The AKM 4393 dac isn't that bad. An outboard dac for 4-500 dollars will definitely sound better depending on your system of course. The best thing to do is try it and see how you like it. I had actually been quite impressed that the dac in it is as good as it is. My preference though is for my Bel Canto DAC 1.1.
As Warnerwh said, the best thing to do is try it and see how you like it. A couple thoughts:
The equalization/room correction feature may be so beneficial that it outweights some loss in ultimate sound quality.
This is an amazing piece of equipment. You can use it a DAC, an ADC, a sound meter, etc.
Given its relatively low price, it is really a fun gear to experiement with.
Street, Yes you can put it there, but you would be taking your CDP's DACs out of a meaningful role, because the DEQ2496 is a digital equalizer, not an analog equalizer. The DEQ would convert the analog signal from your CDP to a digital signal, perform the equalization operations, and then convert the equalized digital signal back to analog and send it on to your integrated. The critical D-to-A function would be performed by the DEQ, not your CDP.
Streetdaddy...If you want to use the Behringer for all sources (not just CDs) you would put it in the Tape loop of your preamp.

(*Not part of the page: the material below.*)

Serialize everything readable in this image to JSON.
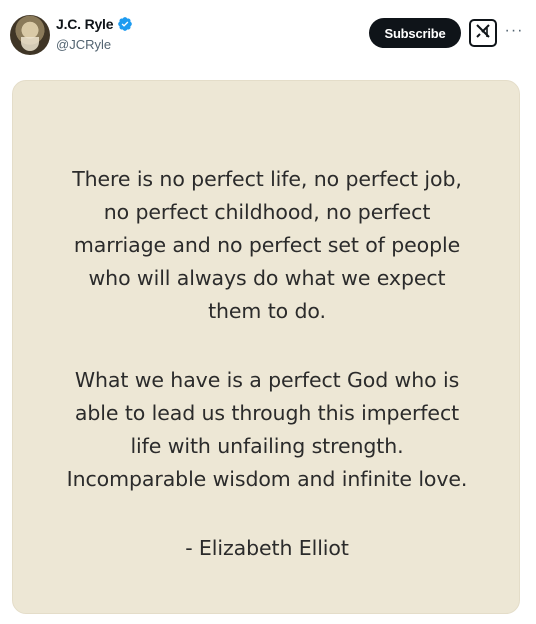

When you do this you can switch it in and out of the signal path and decide for yourself if there is any degradation in sonic quality, and if there is, does the room correction done by the Behringer more than make up for it.

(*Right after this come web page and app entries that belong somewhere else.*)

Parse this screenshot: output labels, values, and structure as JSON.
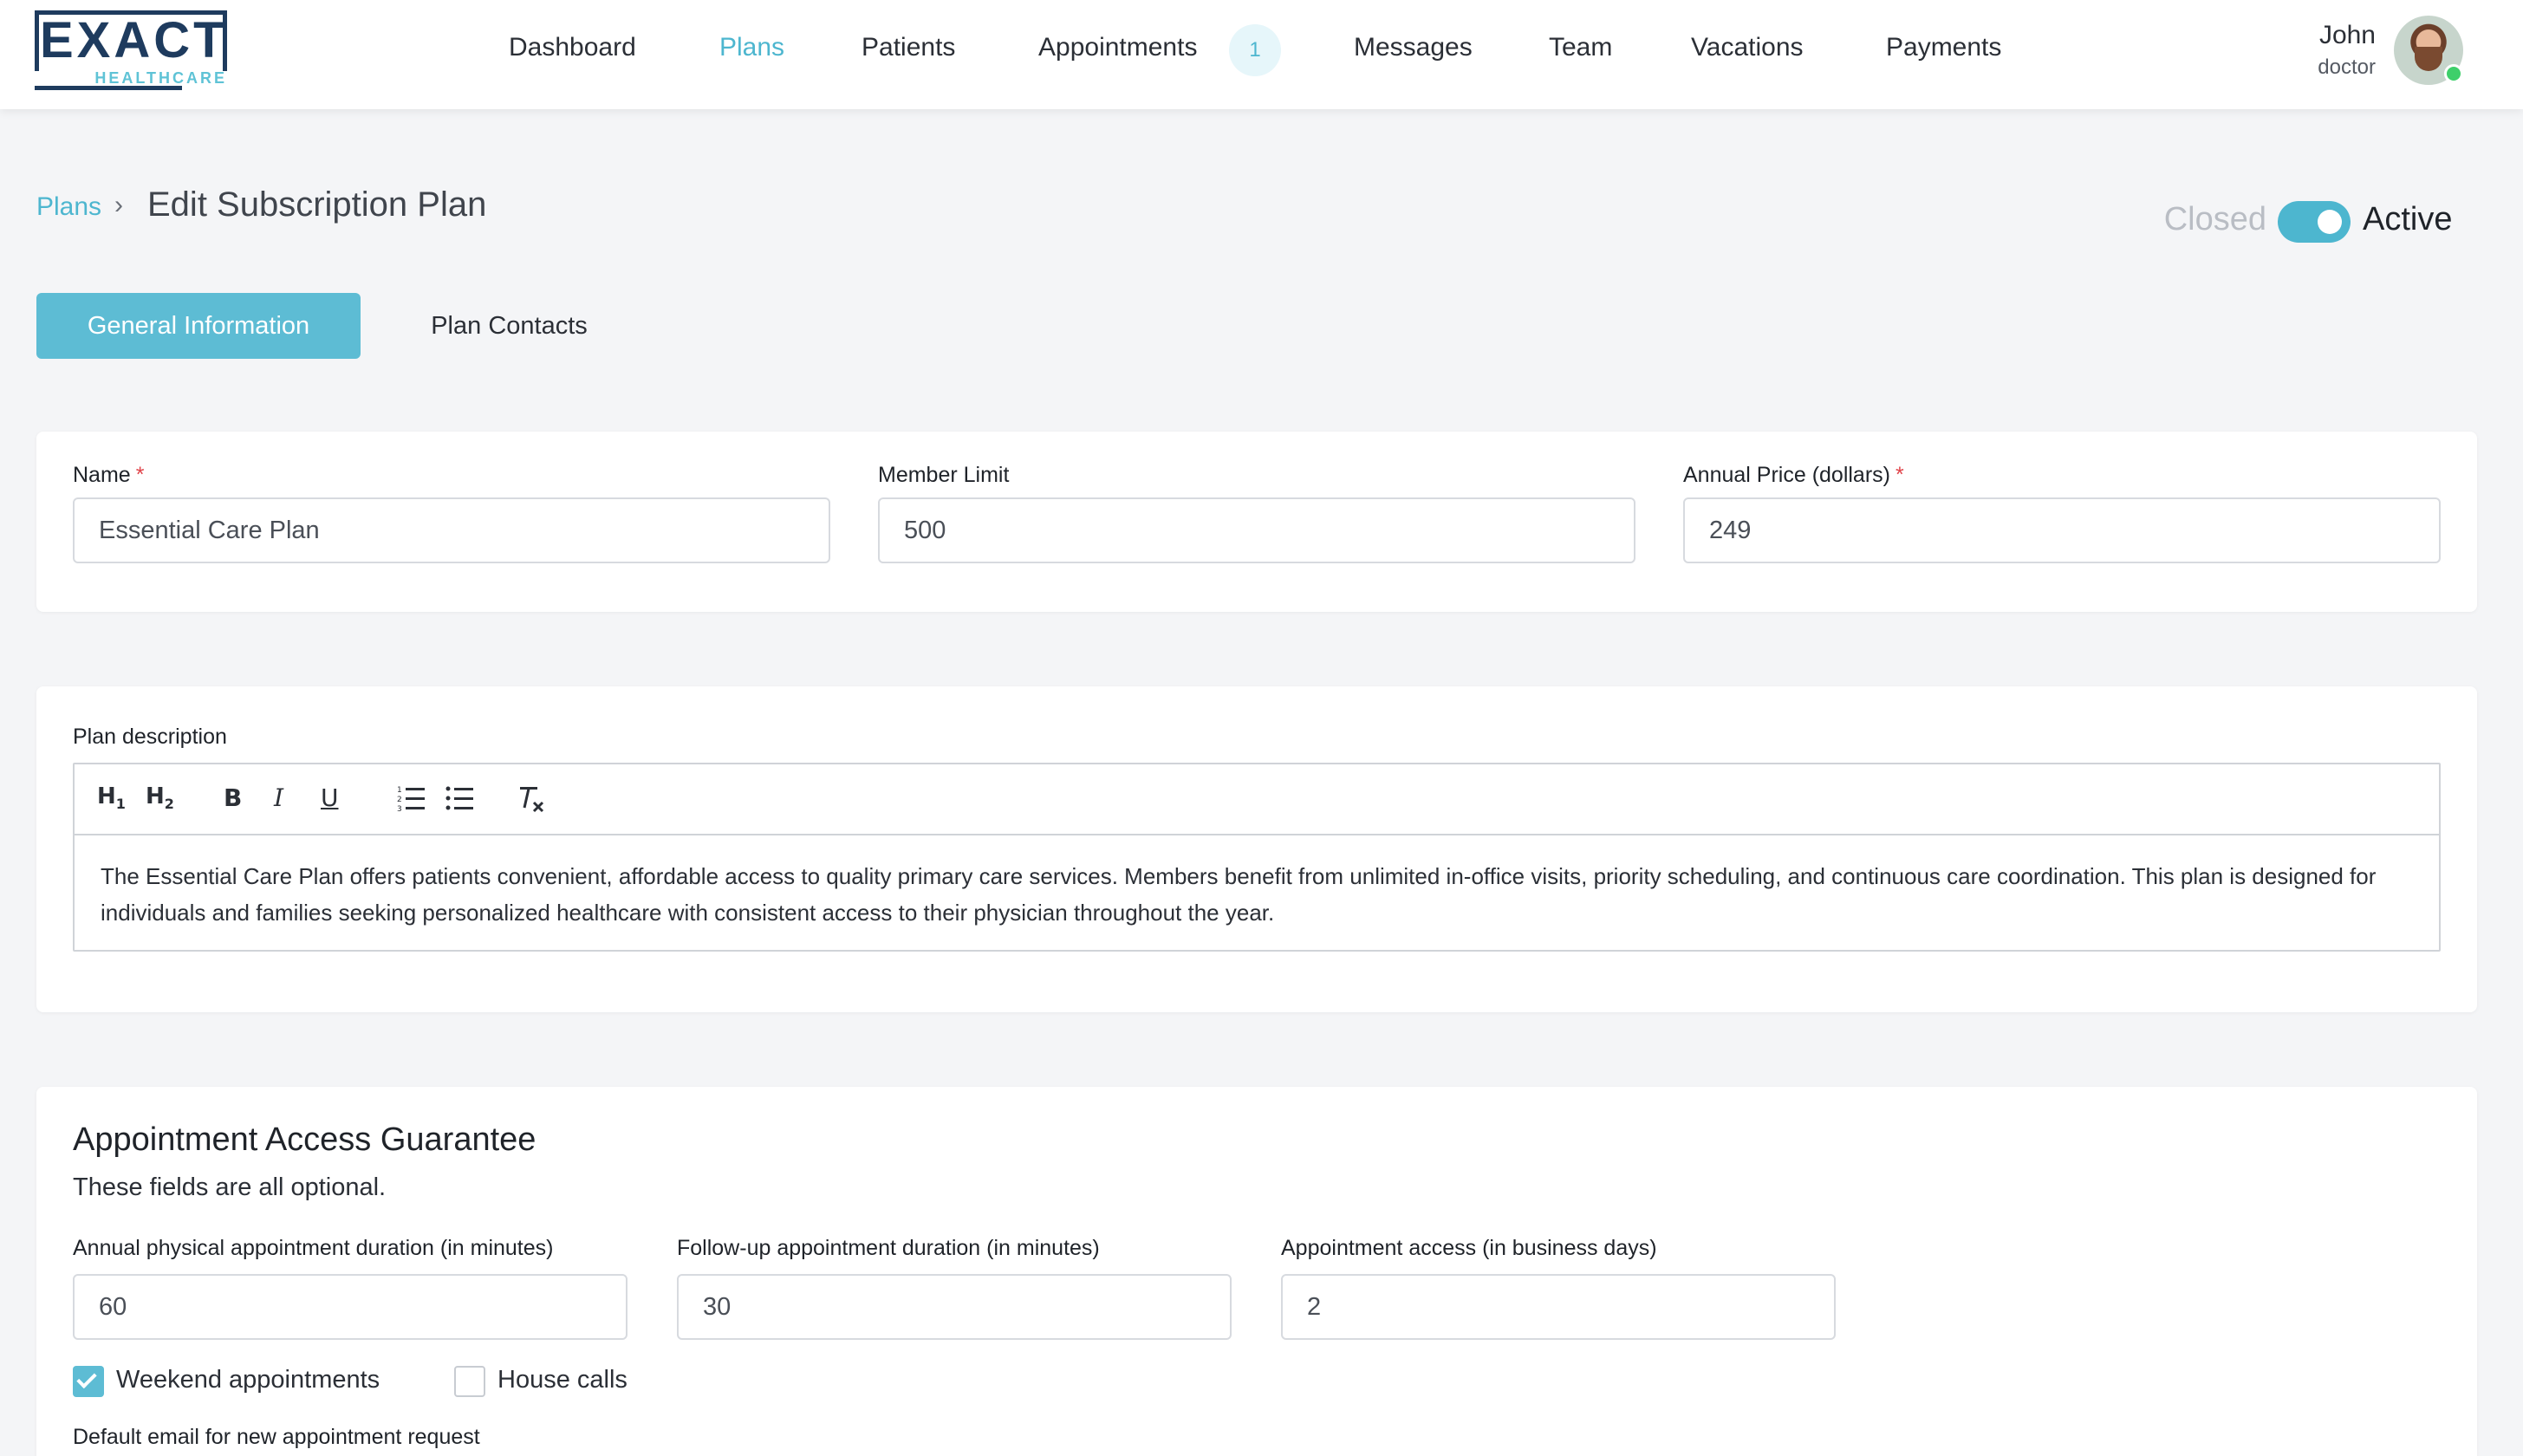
{
  "brand": {
    "logo_text": "EXACT",
    "logo_sub": "HEALTHCARE"
  },
  "nav": {
    "items": [
      "Dashboard",
      "Plans",
      "Patients",
      "Appointments",
      "Messages",
      "Team",
      "Vacations",
      "Payments"
    ],
    "active": "Plans",
    "appointments_badge": "1"
  },
  "user": {
    "name": "John",
    "role": "doctor"
  },
  "header": {
    "breadcrumb_link": "Plans",
    "breadcrumb_separator": "›",
    "title": "Edit Subscription Plan",
    "toggle_off_label": "Closed",
    "toggle_on_label": "Active",
    "toggle_state": "on"
  },
  "tabs": [
    {
      "label": "General Information",
      "active": true
    },
    {
      "label": "Plan Contacts",
      "active": false
    }
  ],
  "basic": {
    "name_label": "Name",
    "name_value": "Essential Care Plan",
    "member_limit_label": "Member Limit",
    "member_limit_value": "500",
    "annual_price_label": "Annual Price (dollars)",
    "annual_price_value": "249",
    "required_mark": "*"
  },
  "description": {
    "label": "Plan description",
    "toolbar": [
      "h1-icon",
      "h2-icon",
      "bold-icon",
      "italic-icon",
      "underline-icon",
      "ordered-list-icon",
      "bullet-list-icon",
      "clear-format-icon"
    ],
    "text": "The Essential Care Plan offers patients convenient, affordable access to quality primary care services. Members benefit from unlimited in-office visits, priority scheduling, and continuous care coordination. This plan is designed for individuals and families seeking personalized healthcare with consistent access to their physician throughout the year."
  },
  "access": {
    "title": "Appointment Access Guarantee",
    "subtitle": "These fields are all optional.",
    "annual_label": "Annual physical appointment duration (in minutes)",
    "annual_value": "60",
    "followup_label": "Follow-up appointment duration (in minutes)",
    "followup_value": "30",
    "access_label": "Appointment access (in business days)",
    "access_value": "2",
    "weekend_label": "Weekend appointments",
    "weekend_checked": true,
    "house_calls_label": "House calls",
    "house_calls_checked": false,
    "default_email_label": "Default email for new appointment request"
  },
  "colors": {
    "accent": "#4db6cf",
    "brand": "#1e3b5e",
    "required": "#e0444a",
    "online": "#3ecf6a"
  }
}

If you only listen to CDs, feed the Behringer a digital signal from the CDP. The Behringer D/A are also "well regarded". But only your opinion matters.
If you use the digital out, your CDP will have no significant role. If you go the A/D - EQ - D/A route, you CDP will still have a significant role but may be hampered by the conversions.
I think many people want to know how exactly the A/D and D/A conversions degrade the sound. Please share your experience you do give it try.
I am only using the digital functions of the DEQ, so I don't know how its DAC performs. I also don't know how the DAC in your Exemplar performs. However, a lot of what you paid for the Exemplar went into providing a nice, tube analog output section after the DAC. If you used the DEQ to provide digital equalization and output an analog signal to your integrated, you'd bypass all that. You probably wouldn't be using most of what makes the Exemplar more than the Denon 2900. Unfortunately, it seems like going with the DEQ may not be very compatible with taking advantage of the Exemplar's strengths.
Streetdaddy...If your integrated amp has a TAPE loop (TAPE OUT and TAPE IN rca connectors) it would be obvious. If it has PRE OUT and AMP IN connectors (probably connected by jumpers) you could put it there. If all else fails you can put it between your CDP and the amp, but then it is available only when you use the CDP.
Drubin...An Optical-to-Coax converter can be found at www.partsexpress.com item 180-961.
However, reading the DEQ2496 manual, I see that the digital output which is on an XLR connector can be switched between the professional format, AES/EBU, and the consumer format S/PDIF. You select the format using the I/O menu of the DEQ2496. It says that you can use an adapter to go from XLR to RCA for the digital output. Nothing is said about how this adapter is wired. I would get a standard balanced XLR to unbalanced RCA and give it a try.